BEGIN EXERCISE INPUTS
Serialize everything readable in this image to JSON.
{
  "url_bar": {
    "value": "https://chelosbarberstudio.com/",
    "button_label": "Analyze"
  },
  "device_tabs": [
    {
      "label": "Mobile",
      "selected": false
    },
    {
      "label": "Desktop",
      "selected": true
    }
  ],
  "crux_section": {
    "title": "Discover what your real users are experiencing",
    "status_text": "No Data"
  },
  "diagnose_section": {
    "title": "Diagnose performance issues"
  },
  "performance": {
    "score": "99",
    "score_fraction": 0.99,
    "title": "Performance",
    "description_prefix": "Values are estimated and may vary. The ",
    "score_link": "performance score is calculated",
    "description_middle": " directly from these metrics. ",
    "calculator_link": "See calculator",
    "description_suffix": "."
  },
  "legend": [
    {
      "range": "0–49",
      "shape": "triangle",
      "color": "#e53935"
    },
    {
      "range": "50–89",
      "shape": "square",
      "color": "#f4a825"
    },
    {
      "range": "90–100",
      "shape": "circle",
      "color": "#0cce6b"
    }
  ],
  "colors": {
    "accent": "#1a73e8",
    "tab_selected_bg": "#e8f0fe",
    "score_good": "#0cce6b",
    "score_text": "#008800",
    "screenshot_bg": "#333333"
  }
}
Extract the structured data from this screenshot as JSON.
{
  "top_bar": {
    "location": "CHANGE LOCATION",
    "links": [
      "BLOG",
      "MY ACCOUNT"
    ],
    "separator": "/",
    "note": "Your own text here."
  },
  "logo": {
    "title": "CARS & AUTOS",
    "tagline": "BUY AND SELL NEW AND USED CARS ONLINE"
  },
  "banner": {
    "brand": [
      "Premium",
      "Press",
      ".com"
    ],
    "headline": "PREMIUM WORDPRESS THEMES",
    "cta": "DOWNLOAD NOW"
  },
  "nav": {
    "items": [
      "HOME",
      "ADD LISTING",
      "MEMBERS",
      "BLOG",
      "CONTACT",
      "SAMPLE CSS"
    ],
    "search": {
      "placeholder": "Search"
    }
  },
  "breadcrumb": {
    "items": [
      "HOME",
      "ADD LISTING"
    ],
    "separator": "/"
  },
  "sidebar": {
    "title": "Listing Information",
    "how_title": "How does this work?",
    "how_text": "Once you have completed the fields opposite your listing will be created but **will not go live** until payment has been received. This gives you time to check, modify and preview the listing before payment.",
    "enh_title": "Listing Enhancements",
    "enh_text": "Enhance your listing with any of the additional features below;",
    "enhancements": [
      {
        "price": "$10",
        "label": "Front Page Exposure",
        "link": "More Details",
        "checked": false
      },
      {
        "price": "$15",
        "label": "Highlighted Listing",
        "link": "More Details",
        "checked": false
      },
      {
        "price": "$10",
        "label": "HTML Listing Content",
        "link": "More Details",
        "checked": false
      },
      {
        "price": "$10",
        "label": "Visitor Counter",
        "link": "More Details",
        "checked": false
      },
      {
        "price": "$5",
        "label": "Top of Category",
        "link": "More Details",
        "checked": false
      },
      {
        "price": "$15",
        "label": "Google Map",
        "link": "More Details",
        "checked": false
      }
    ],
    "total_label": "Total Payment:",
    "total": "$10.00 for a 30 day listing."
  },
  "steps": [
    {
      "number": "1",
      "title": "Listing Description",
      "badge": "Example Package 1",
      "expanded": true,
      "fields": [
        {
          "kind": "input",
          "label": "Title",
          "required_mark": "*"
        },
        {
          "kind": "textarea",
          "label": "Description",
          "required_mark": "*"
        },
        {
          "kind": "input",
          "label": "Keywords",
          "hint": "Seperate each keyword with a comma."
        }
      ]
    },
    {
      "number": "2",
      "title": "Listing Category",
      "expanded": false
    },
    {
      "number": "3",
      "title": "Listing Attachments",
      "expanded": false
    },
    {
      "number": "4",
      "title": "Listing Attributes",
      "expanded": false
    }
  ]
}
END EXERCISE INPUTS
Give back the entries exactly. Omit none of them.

**PROBLEM SOLUTION:**
Serialize everything readable in this image to JSON.
{
  "url_bar": {
    "value": "https://chelosbarberstudio.com/",
    "button_label": "Analyze"
  },
  "device_tabs": [
    {
      "label": "Mobile",
      "selected": false
    },
    {
      "label": "Desktop",
      "selected": true
    }
  ],
  "crux_section": {
    "title": "Discover what your real users are experiencing",
    "status_text": "No Data"
  },
  "diagnose_section": {
    "title": "Diagnose performance issues"
  },
  "performance": {
    "score": "99",
    "score_fraction": 0.99,
    "title": "Performance",
    "description_prefix": "Values are estimated and may vary. The ",
    "score_link": "performance score is calculated",
    "description_middle": " directly from these metrics. ",
    "calculator_link": "See calculator",
    "description_suffix": "."
  },
  "legend": [
    {
      "range": "0–49",
      "shape": "triangle",
      "color": "#e53935"
    },
    {
      "range": "50–89",
      "shape": "square",
      "color": "#f4a825"
    },
    {
      "range": "90–100",
      "shape": "circle",
      "color": "#0cce6b"
    }
  ],
  "colors": {
    "accent": "#1a73e8",
    "tab_selected_bg": "#e8f0fe",
    "score_good": "#0cce6b",
    "score_text": "#008800",
    "screenshot_bg": "#333333"
  }
}
Extract the structured data from this screenshot as JSON.
{
  "top_bar": {
    "location": "CHANGE LOCATION",
    "links": [
      "BLOG",
      "MY ACCOUNT"
    ],
    "separator": "/",
    "note": "Your own text here."
  },
  "logo": {
    "title": "CARS & AUTOS",
    "tagline": "BUY AND SELL NEW AND USED CARS ONLINE"
  },
  "banner": {
    "brand": [
      "Premium",
      "Press",
      ".com"
    ],
    "headline": "PREMIUM WORDPRESS THEMES",
    "cta": "DOWNLOAD NOW"
  },
  "nav": {
    "items": [
      "HOME",
      "ADD LISTING",
      "MEMBERS",
      "BLOG",
      "CONTACT",
      "SAMPLE CSS"
    ],
    "search": {
      "placeholder": "Search"
    }
  },
  "breadcrumb": {
    "items": [
      "HOME",
      "ADD LISTING"
    ],
    "separator": "/"
  },
  "sidebar": {
    "title": "Listing Information",
    "how_title": "How does this work?",
    "how_text": "Once you have completed the fields opposite your listing will be created but **will not go live** until payment has been received. This gives you time to check, modify and preview the listing before payment.",
    "enh_title": "Listing Enhancements",
    "enh_text": "Enhance your listing with any of the additional features below;",
    "enhancements": [
      {
        "price": "$10",
        "label": "Front Page Exposure",
        "link": "More Details",
        "checked": false
      },
      {
        "price": "$15",
        "label": "Highlighted Listing",
        "link": "More Details",
        "checked": false
      },
      {
        "price": "$10",
        "label": "HTML Listing Content",
        "link": "More Details",
        "checked": false
      },
      {
        "price": "$10",
        "label": "Visitor Counter",
        "link": "More Details",
        "checked": false
      },
      {
        "price": "$5",
        "label": "Top of Category",
        "link": "More Details",
        "checked": false
      },
      {
        "price": "$15",
        "label": "Google Map",
        "link": "More Details",
        "checked": false
      }
    ],
    "total_label": "Total Payment:",
    "total": "$10.00 for a 30 day listing."
  },
  "steps": [
    {
      "number": "1",
      "title": "Listing Description",
      "badge": "Example Package 1",
      "expanded": true,
      "fields": [
        {
          "kind": "input",
          "label": "Title",
          "required_mark": "*"
        },
        {
          "kind": "textarea",
          "label": "Description",
          "required_mark": "*"
        },
        {
          "kind": "input",
          "label": "Keywords",
          "hint": "Seperate each keyword with a comma."
        }
      ]
    },
    {
      "number": "2",
      "title": "Listing Category",
      "expanded": false
    },
    {
      "number": "3",
      "title": "Listing Attachments",
      "expanded": false
    },
    {
      "number": "4",
      "title": "Listing Attributes",
      "expanded": false
    }
  ]
}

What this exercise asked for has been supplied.